Fantasy World

Annie: Hey, Mom. Can I have a popsicle?

Me: Not until after dinner.

Annie: whines But I want one now.

Me: I said no.

Annie: Hey, Mom. Pretend you say yes.

Oh, the workings of the three year-old mind! If only life were that simple.


The Light at the End of the Tunnel

The purple spiral tunnel slide taunts her, its circular mouth open and inviting, ready to swallow her into twisting and turning darkness. She spends the better part of an hour up there, watching the kids disappear into the long tube, leaving behind only gleeful squeals and laughter. She peers into the slide and sees only the dark. She shouts into the slide and delights at the sound of her voice reverberating through the tunnel. She sticks her head into the opening, quickly withdrawing it, breathless. This dance between paralyzing anxiety and curiosity continues as I climb the structure and make my way toward her. I arrive at the top. She is surprised to see me. Stuffing myself into the small compartment, I spread my legs out into the mouth of the tunnel. She watches as they disappear. I thump my seemingly nonexistent legs against the slide. She smiles with relief. She sits down behind me. I am the engine, she, the caboose. We move ever so slightly into the dark. She panics and grabs the side of the opening. Gently tugging on her free hand, I pull her down into the darkness with me. In that instant before the light goes away, her fear transforms into pure joy. Down, down, down. Together. We emerge into the light. We celebrate. She leaves me at the bottom while she scampers to the top, eager to practice her new accomplishment. And we celebrate each time she reaches the light. Again and again and again.


Alphabet Soup

Kate's official diagnoses include ASD/PDD-NOS, SPD, and anxiety with a strong OCD component. One of Kate's therapists would like to add a new flavor to the mix: ODD. It is true that Kate is stubborn, a personality trait that runs strong on both sides of the family tree. It is true that she is emotionally reactive, which can be attributed to her struggles with the modulation of sensory input. It is true that she is argumentative, but isn't that related to the poor social skills of children on the spectrum? It is true that she is negative and often complains. Again, a personality trait. Not everybody is a glass-is-half-full kind of person. It is true that Kate tests her limits, but what child doesn't?

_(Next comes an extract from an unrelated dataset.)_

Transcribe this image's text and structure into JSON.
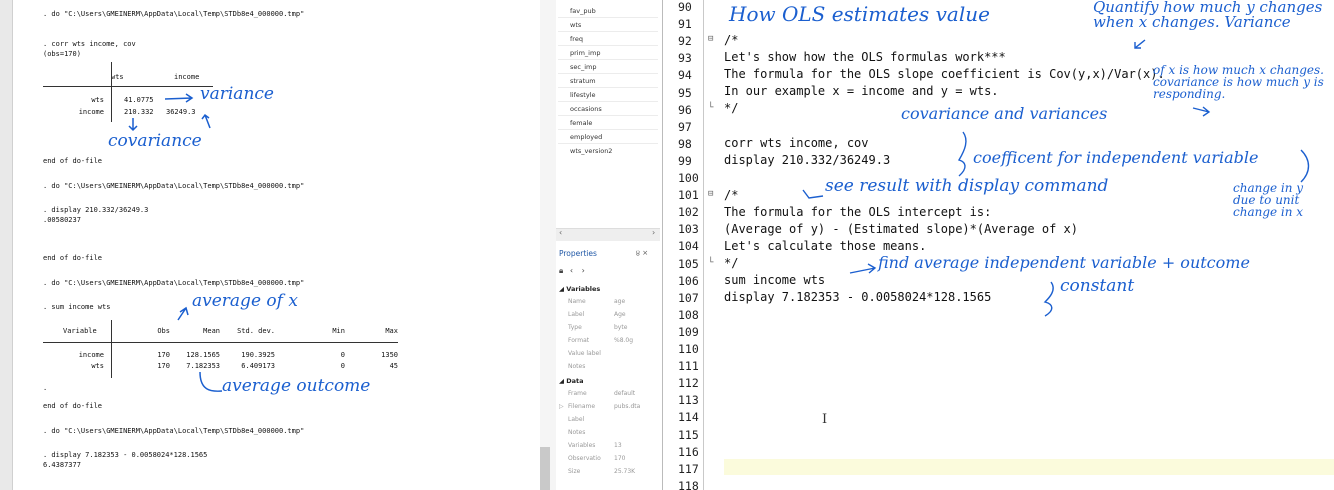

Kate receives a variety of services and therapies that address her needs. Occupational therapy for fine motor issues and challenges related to sensory processing. Speech therapy to strengthen pragmatic language skills. Verbal behavior taught Kate how to "use her words". A social skills group to help her interact with her peers. Behavioral health rehabilitative services to teach play skills, flexibility, coping skills. RDI to help Kate become competent in dynamic systems.

So, my question is this- What is the purpose of saddling Kate with this ODD label? Should this label be stamped on her, it might very well change how people look at her. The acronym itself is stigmatizing. Who wants their child labeled "odd"? Also, I am afraid that kids labeled with ODD are perceived as "bad kids". Kate has some challenging behaviors at times, but she is not a "bad kid".

There is no reason to slap this label on Kate. It will not change her needs nor will it change the services she receives. More importantly, it will not change how we are raising her. It will not change how we love her.


The Third Commandment

On Friday we had what we thought was, at the time, a major breakthrough in our ongoing pooping saga. Kate finally gave up her addiction to diapers, stopped the withholding, and pooped on the potty. Gonzo and I celebrated that night with wine. We were giddy with the success, finally able to see the light at the end of that long, dark tunnel.

Not so fast. Saturday brought back the withholding, stained panties, and accidents. Sunday, more of the same. A frustrated Gonzo said to Kate, "I don't understand. You pooped on the potty on Friday. Why can't you poop on the potty today?"

Her answer was, "It's not Friday. Today is Sunday. I don't poop on the potty on Sunday."

My daughter, the good Catholic, following the third commandment- Remember to keep holy the Lord's day.